Last year, the Centre for Entrepreneurship (CfE) established a team for knowledge transfer. Why does the CfE see it as important to address this issue and what are some of the projects you are pursuing?
We have developed an extensive network with businesses over the years to be able to provide our start-ups with the best possible conditions for setting up a business. Many of the businesses we have contact to are interested in innovation. Medium-sized businesses in particular often ask us about cooperative projects in the area of research. This gave birth to the idea of setting up a transfer team to explore other avenues (in addition to startups) for transferring the latest research findings to business and industry. This process is supported by Professor Dr. Christine Ahrend, vice president for research, appointment strategy, knowledge & technology transfer.
We see ourselves as providing a service for Technische Universität Berlin. So we began by finding out about the requirements of the various academic chairs. This enabled us to develop a range of different service formats. These include a very close form of support with a member of the team working with an academic chair over a longer period of time to ascertain which projects are relevant for knowledge transfer. We also look to see which projects might be suitable for a start-up. Another option we pursue is to offer workshops to look at how to commercially exploit specific projects and which businesses might be interested.
Can you give us examples of some projects?
Last year we conducted a pilot project in the life sciences and developed a training program for knowledge transfer. We looked at the topic of spin-offs and the options for knowledge transfer, using our own experts as well as external consultants. We will also be offering this concept for other disciplines. Additionally we plan to explore the area of “ideation” – in other words, the creation of ideas – and offer a range of conferences dedicated to different topics. Last year we ran an event looking at water and in March 2020 we will be offering a conference on process digitalization with business associations from the Berlin-Brandenburg region. Conferences are a chance for medium-sized businesses, start-ups and the various academic chairs at TU Berlin to discuss the different topics and explore options for working together. Our job is to keep up-to-date with these topics and to increase awareness of them.
Tell us something about collaborative work with other Berlin universities in the area of start-up support.
We have been working together intermittently on joint projects for some time now. As part of the Berlin University Alliance, we would now like to strengthen our work and provide start-up services jointly with FU and HU, such as by developing a joint qualification program. The entrepreneurship scene in Berlin is very diverse and there are a great many people involved. Doing something special within the Alliance by placing our focus on scientific start-ups is a great opportunity to gain attention for our work at international level. We want to attract people from abroad for our international scientific start-ups as well; from China for example, a market which we cannot ignore today. Start-ups tend to be very cautious regarding China. We want to work with our China Center to offer a qualification and possibly send start-ups to China in cooperation with Humboldt Universität zu Berlin, which already has close business cooperations with China.

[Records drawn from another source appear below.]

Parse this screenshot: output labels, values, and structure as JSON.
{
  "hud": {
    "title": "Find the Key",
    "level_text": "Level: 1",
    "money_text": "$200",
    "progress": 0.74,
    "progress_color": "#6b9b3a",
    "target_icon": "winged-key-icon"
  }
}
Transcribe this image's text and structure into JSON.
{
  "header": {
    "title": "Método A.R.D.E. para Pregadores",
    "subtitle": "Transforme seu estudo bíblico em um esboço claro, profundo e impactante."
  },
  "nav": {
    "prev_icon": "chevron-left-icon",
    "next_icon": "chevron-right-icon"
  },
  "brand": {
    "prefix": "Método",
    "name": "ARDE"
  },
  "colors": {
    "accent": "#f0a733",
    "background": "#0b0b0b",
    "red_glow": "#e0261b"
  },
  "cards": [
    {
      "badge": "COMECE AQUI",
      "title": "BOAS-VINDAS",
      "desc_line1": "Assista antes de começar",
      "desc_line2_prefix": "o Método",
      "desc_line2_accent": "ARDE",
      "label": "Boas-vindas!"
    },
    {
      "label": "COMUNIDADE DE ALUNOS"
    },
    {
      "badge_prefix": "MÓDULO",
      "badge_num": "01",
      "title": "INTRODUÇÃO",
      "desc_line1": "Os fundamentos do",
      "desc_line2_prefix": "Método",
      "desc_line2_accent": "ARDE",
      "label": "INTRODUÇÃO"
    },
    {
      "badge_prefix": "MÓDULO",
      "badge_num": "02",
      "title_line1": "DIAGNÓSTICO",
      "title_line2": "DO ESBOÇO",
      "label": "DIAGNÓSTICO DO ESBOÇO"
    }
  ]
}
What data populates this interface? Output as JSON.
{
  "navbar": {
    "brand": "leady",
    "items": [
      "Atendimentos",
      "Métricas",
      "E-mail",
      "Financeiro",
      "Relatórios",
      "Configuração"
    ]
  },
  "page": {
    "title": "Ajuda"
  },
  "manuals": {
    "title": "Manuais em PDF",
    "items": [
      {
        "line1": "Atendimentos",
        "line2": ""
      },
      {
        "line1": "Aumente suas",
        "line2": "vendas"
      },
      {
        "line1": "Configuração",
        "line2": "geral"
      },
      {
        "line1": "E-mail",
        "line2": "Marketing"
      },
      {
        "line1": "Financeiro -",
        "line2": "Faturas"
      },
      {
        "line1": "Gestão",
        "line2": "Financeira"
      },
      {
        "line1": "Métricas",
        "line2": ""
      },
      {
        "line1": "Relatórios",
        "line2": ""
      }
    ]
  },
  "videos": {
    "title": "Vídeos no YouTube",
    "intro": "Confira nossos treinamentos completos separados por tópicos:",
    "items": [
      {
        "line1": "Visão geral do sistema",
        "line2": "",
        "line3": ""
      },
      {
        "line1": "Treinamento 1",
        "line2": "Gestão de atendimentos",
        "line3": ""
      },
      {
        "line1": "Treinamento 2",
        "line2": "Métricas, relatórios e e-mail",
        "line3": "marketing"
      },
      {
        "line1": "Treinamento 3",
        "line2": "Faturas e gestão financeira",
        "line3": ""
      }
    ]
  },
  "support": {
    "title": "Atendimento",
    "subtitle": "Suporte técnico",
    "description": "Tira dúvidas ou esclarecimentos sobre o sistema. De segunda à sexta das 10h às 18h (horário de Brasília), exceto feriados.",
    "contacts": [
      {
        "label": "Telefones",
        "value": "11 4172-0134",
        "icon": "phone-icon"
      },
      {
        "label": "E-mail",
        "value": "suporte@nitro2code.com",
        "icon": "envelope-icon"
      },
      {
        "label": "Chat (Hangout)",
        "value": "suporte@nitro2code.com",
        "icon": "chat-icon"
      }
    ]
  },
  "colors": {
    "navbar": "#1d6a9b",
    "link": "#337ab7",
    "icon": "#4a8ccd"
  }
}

Which challenges do you foresee for the CfE in the coming years?
In the future, we are going to have to widen our areas of focus. Examples of this include the planned Chemical Invention Factory (CIF) for spin-offs in chemistry and the Berlin Institute for the Foundations of Learning and Data (BIFOLD) for leading research in the area of AI, which was established at TU Berlin. Transfer and entrepreneurship also have a role to play in these areas. So we are going to have to organize our program to more precisely address the specific needs of start-ups from a wide range of branches.
Physicist Karin Kricheldorff has been head of the Centre for Entrepreneurship at TU Berlin since 2019 and has been involved in the project from the outset. Today the CfE employs some 20 members of staff. In 2007, Kricheldorff started working at TU Berlin as advisor for technology-based start-ups. She can look back on 20 years´ experience in science-based entrepreneurship. Before coming to TU Berlin, she worked as advisor at the Leibniz Association and as research associate at the Charité. During the 1990s, Kricheldorff founded her own business and was managing director of Mantik Bioinformatik for a number of years.